The issue that HSTS addresses is that users tend to type http:// at best, and omit the scheme entirely most of the time. In the latter case, browsers will insert http:// for them.
An attacker can grab that connection, manipulate it and only the most eagle eyed users might notice that it redirected to https://www.bank0famerica.com or some such. From then on, the user is under the control of the attacker, who can intercept passwords etc at will.
An HSTS enabled server can include the following header in an HTTPS reply:
Strict-Transport-Security: max-age=16070400; includeSubDomains
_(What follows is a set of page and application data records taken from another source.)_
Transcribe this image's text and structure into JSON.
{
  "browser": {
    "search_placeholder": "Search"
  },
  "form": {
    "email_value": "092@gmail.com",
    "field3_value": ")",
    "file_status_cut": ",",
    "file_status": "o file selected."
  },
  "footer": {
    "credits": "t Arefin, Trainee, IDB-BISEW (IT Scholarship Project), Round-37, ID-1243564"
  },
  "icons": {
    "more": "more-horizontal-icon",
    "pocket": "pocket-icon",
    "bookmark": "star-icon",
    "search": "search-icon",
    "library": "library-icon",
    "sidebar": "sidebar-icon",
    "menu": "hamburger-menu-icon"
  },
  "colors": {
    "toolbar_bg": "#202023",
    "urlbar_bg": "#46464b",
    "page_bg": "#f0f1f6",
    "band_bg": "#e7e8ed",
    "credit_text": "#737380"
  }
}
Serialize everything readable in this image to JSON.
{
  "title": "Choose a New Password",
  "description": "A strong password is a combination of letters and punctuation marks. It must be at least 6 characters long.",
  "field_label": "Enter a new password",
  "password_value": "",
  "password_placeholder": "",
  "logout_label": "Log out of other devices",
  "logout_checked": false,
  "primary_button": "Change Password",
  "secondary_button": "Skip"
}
When the browser sees this, it will remember, for the given number of seconds, that the current domain should only be contacted over HTTPS. In the future, if the user types http:// or omits the scheme, HTTPS is the default. In fact, all requests for URLs in the current domain will be redirected to HTTPS. (So you have to make sure that you can serve them all!).
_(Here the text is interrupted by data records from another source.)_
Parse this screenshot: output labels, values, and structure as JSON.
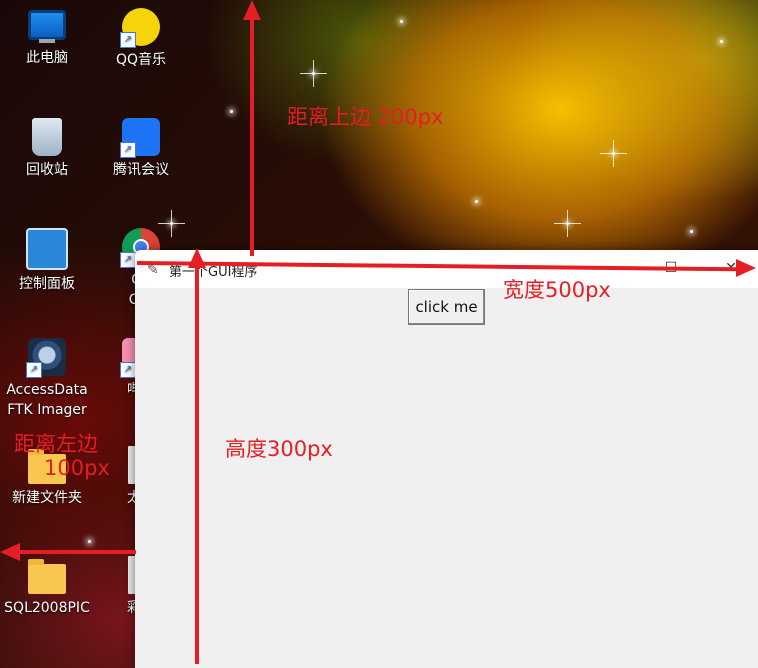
{
  "desktop": {
    "icons": [
      {
        "label": "此电脑",
        "icon": "computer-icon"
      },
      {
        "label": "QQ音乐",
        "icon": "qq-music-icon"
      },
      {
        "label": "回收站",
        "icon": "recycle-bin-icon"
      },
      {
        "label": "腾讯会议",
        "icon": "tencent-meeting-icon"
      },
      {
        "label": "控制面板",
        "icon": "control-panel-icon"
      },
      {
        "label": "Go",
        "label2": "Chr",
        "icon": "chrome-icon"
      },
      {
        "label": "AccessData",
        "label2": "FTK Imager",
        "icon": "ftk-imager-icon"
      },
      {
        "label": "哔哩",
        "icon": "bilibili-icon"
      },
      {
        "label": "新建文件夹",
        "icon": "folder-icon"
      },
      {
        "label": "太阳",
        "icon": "file-icon"
      },
      {
        "label": "SQL2008PIC",
        "icon": "folder-icon"
      },
      {
        "label": "彩旗",
        "icon": "file-icon"
      }
    ]
  },
  "window": {
    "title": "第一个GUI程序",
    "minimize": "—",
    "maximize": "☐",
    "close": "✕",
    "button_label": "click me"
  },
  "annotations": {
    "top": "距离上边 200px",
    "width": "宽度500px",
    "height": "高度300px",
    "left_line1": "距离左边",
    "left_line2": "100px",
    "color": "#e41e24"
  }
}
For more details, see the specification at http://tools.ietf.org/html/draft-hodges-strict-transport-sec-02
HSTS is supported in Google Chrome, Firefox 4, and the popular NoScript Firefox extension
Go to chrome://net-internals/#hsts to check your HSTS settings in Google Chrome.
For a more secure web experience…